Gardening This Weekend: March 30, 2023
Nurseries are well stocked and ready. Make a list of your biggest projects and tackle them first. Shopping is easiest during the week, and trucks arrive Thursdays and Fridays. Just a hint to the wise.
• New trees, shrubs and groundcovers. Supplies are going to run low very quickly. Some types are selling out already. Ask a Texas Certified Nursery Professional to guide you in the best possible selections.
• Summer annuals as your pansies and other winter color wears out. There are dozens of great types. Do your homework, and again, let your nursery professional suggest the best types for the conditions you have.
• Perennials. Nurseries have their most complete selections now. Remember that most types flower for 2-3 weeks per year. Choose so that you’ll have a continuous season of blooms from spring until frost.
• Warm-season vegetables, including tomatoes (small and mid-sized varieties only), peppers, bush beans, cucumbers, squash, melons, and corn. Wait for warmer weather to plant okra, sweet potatoes and southern peas. (OK to plant them in Deep South Texas now.)
• Sod or plugs for new turfgrass (St. Augustine, bermuda, zoysia). Wait a few more weeks for soil to warm up more to plant bermuda seed.
• Spring-flowering shrubs and vines immediately after they finish blooming to reshape them. Avoid formal shearing.
• Shrubs and trees to remove limbs damaged or killed by winter cold. If you have a crape myrtle that was hurt by the cold, it’s usually best to cut it completely to the ground and then train the new shoots that come up from its base. You’ll have a great new plant within 18-24 months.
• Lawn, perhaps to scalp it in North Texas, or at least to remove weeds and brown stubble after the winter. Do not send the clippings to the landfill. Use them in the compost instead.
• Trim overgrown and misshapen houseplants as you bring them out for the summer. Repot them into fresh potting soil and feed them with a high-nitrogen food to stimulate vigorous new growth.
• Leave old foliage on spring bulbs until it turns completely brown. It’s important in the manufacturing of food reserves for next year’s blooms.
• Lawn with all-nitrogen fertilizer containing up to half of that nitrogen in slow-release form. Note that sandy soils might call for high-nitrogen food with a limited amount of phosphorus (middle number of the analysis). A reliable soil test is the best way of knowing. Texas A&M’s Soil Testing Lab is outstanding.
• Container plants with water-soluble, high-nitrogen food with each watering.
• New flower and vegetable plantings with the same high-nitrogen, water-soluble fertilizer to get them off to a quick start.
On the Lookout
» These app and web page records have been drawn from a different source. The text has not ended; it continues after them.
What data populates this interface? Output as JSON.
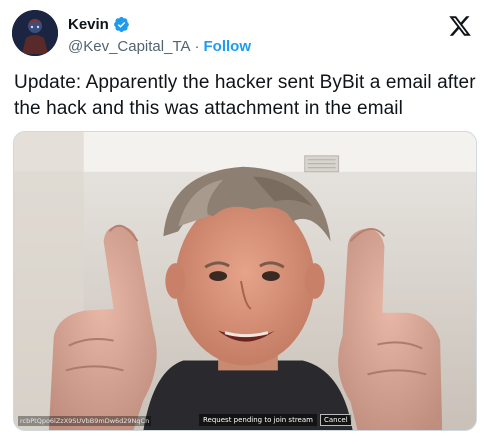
{
  "author": {
    "display_name": "Kevin",
    "handle": "@Kev_Capital_TA",
    "separator": "·",
    "follow_label": "Follow",
    "verified": true,
    "avatar_icon": "avatar-icon",
    "accent_color": "#1d9bf0"
  },
  "brand": {
    "logo": "x-logo-icon"
  },
  "tweet": {
    "text": "Update: Apparently the hacker sent ByBit a email after the hack and this was attachment in the email"
  },
  "media": {
    "stream_id": "rcbPtQpo6lZzX9SUVbB9mDw6d29NqCn",
    "pending_text": "Request pending to join stream",
    "cancel_label": "Cancel"
  }
}
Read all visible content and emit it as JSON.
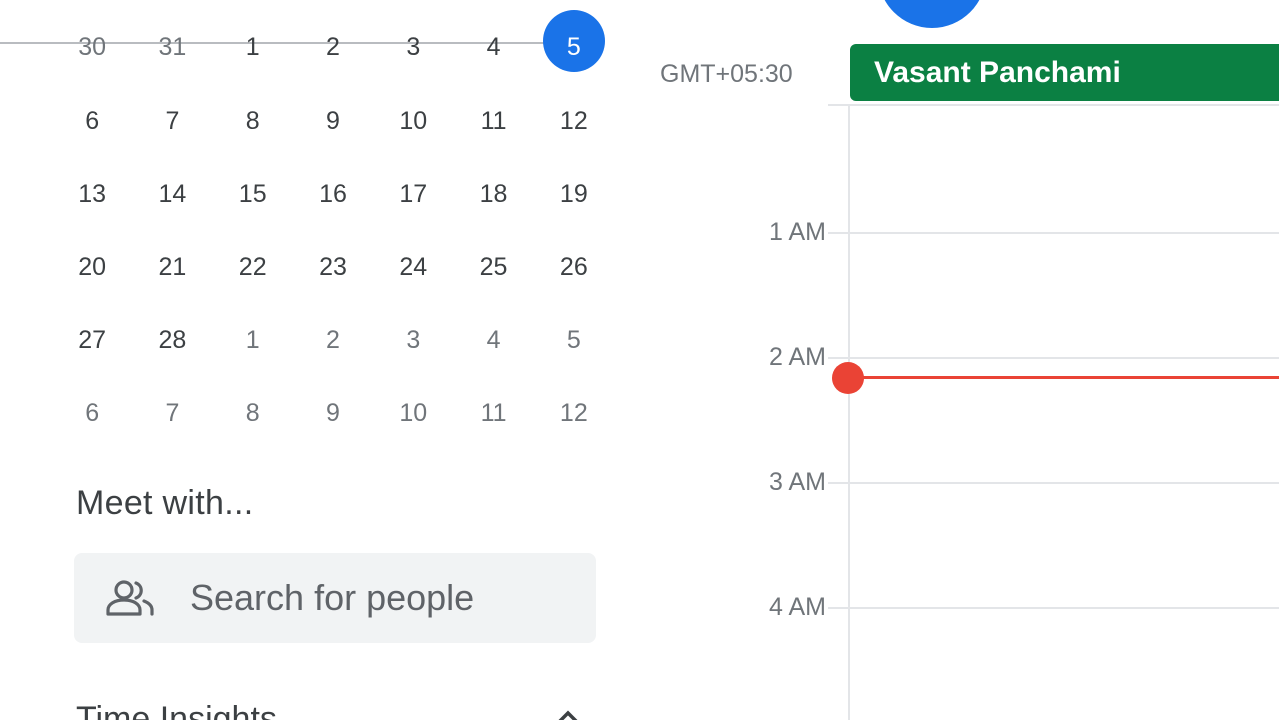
{
  "mini_calendar": {
    "weeks": [
      [
        "30",
        "31",
        "1",
        "2",
        "3",
        "4",
        "5"
      ],
      [
        "6",
        "7",
        "8",
        "9",
        "10",
        "11",
        "12"
      ],
      [
        "13",
        "14",
        "15",
        "16",
        "17",
        "18",
        "19"
      ],
      [
        "20",
        "21",
        "22",
        "23",
        "24",
        "25",
        "26"
      ],
      [
        "27",
        "28",
        "1",
        "2",
        "3",
        "4",
        "5"
      ],
      [
        "6",
        "7",
        "8",
        "9",
        "10",
        "11",
        "12"
      ]
    ],
    "selected_day": "5"
  },
  "meet_with": {
    "title": "Meet with...",
    "search_placeholder": "Search for people",
    "icon": "people-icon"
  },
  "time_insights": {
    "title": "Time Insights",
    "icon": "chevron-up-icon"
  },
  "day_view": {
    "timezone": "GMT+05:30",
    "all_day_event": "Vasant Panchami",
    "hours": [
      "1 AM",
      "2 AM",
      "3 AM",
      "4 AM"
    ],
    "current_time_color": "#ea4335"
  },
  "colors": {
    "accent": "#1a73e8",
    "event": "#0b8043",
    "now_indicator": "#ea4335"
  }
}
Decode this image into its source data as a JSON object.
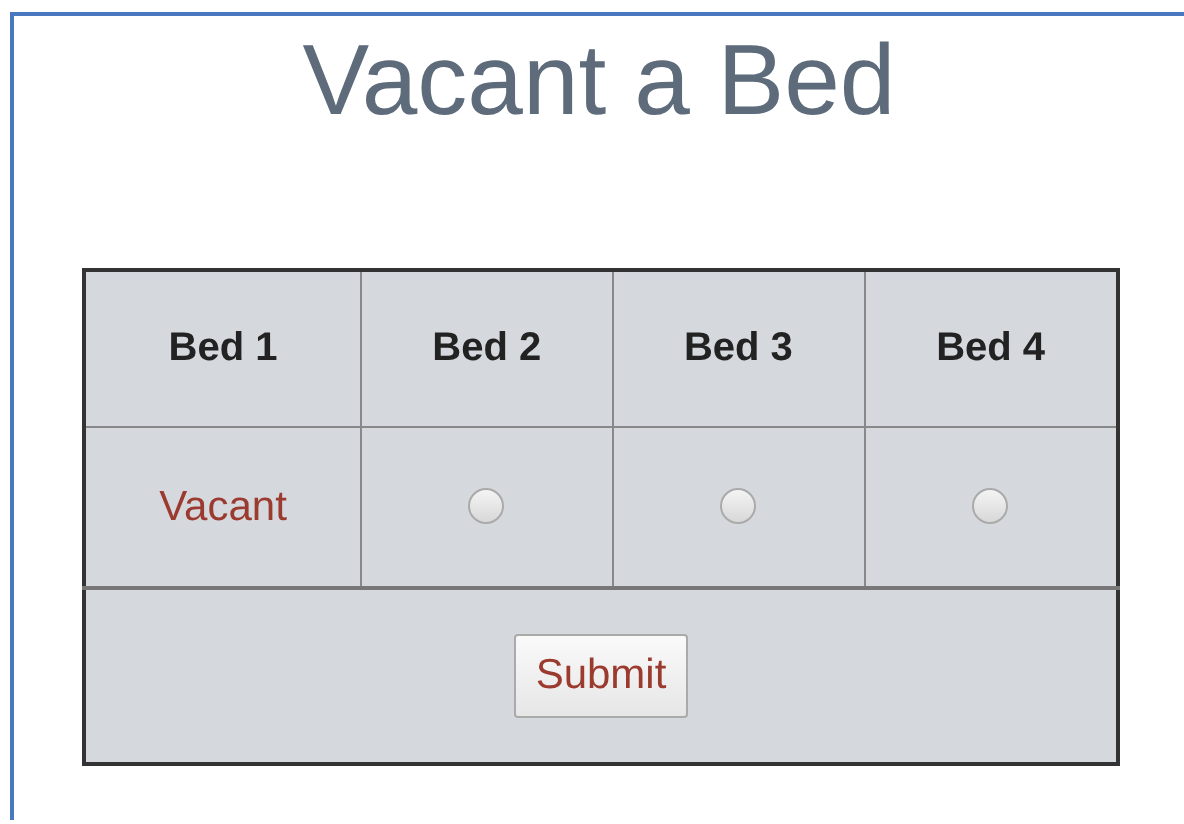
{
  "title": "Vacant a Bed",
  "columns": [
    "Bed 1",
    "Bed 2",
    "Bed 3",
    "Bed 4"
  ],
  "cells": [
    {
      "kind": "status",
      "text": "Vacant"
    },
    {
      "kind": "radio",
      "selected": false
    },
    {
      "kind": "radio",
      "selected": false
    },
    {
      "kind": "radio",
      "selected": false
    }
  ],
  "submit_button": "Submit"
}
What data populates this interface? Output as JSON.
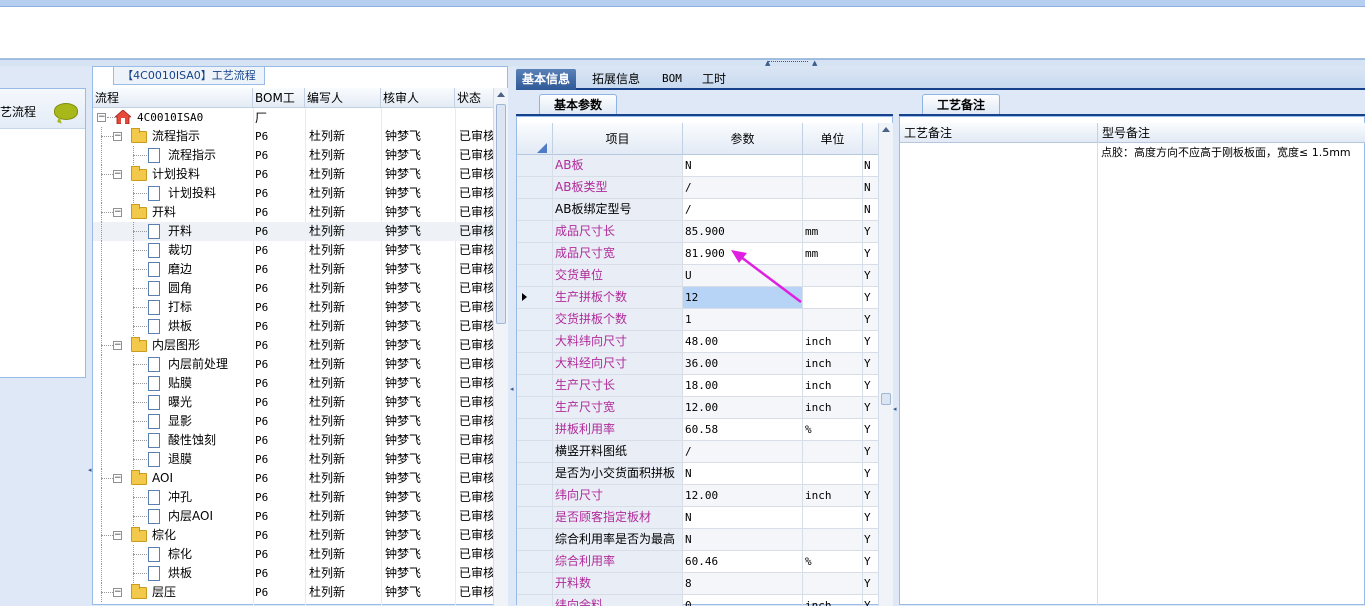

• Aphids on tender new growth. They will congregate in masses. Always pear-shaped bodies with twin “exhaust pipes.” Colors vary, including green, white, yellow, red and black. Most insecticides (organic or inorganic) will control them, or you can often blast them off with a hard stream of water.
• Spider mites in upright junipers, cypresses and other conifers. Plants turn brown from the ground upward. You can’t see the mites on the plants, but if you thump a small twig over a sheet of white paper, you’ll be able to see the almost-microscopic specks start moving around. Apply a general-purpose insecticide that is labeled for mites. Repeat in 1-2 weeks if mites are still active.
• Crane flies resembling giant mosquitoes are present in huge numbers across much of Texas currently. They are harmless and very short-lived, so no sprays are needed.
• Fire ants are active in much of Texas. Use one of the long-lasting area-wide baits for best control. Individual mound treatments work well in high-traffic areas. Read labels carefully before applying products in vegetable gardens. Not all will be given label clearance around edible crops.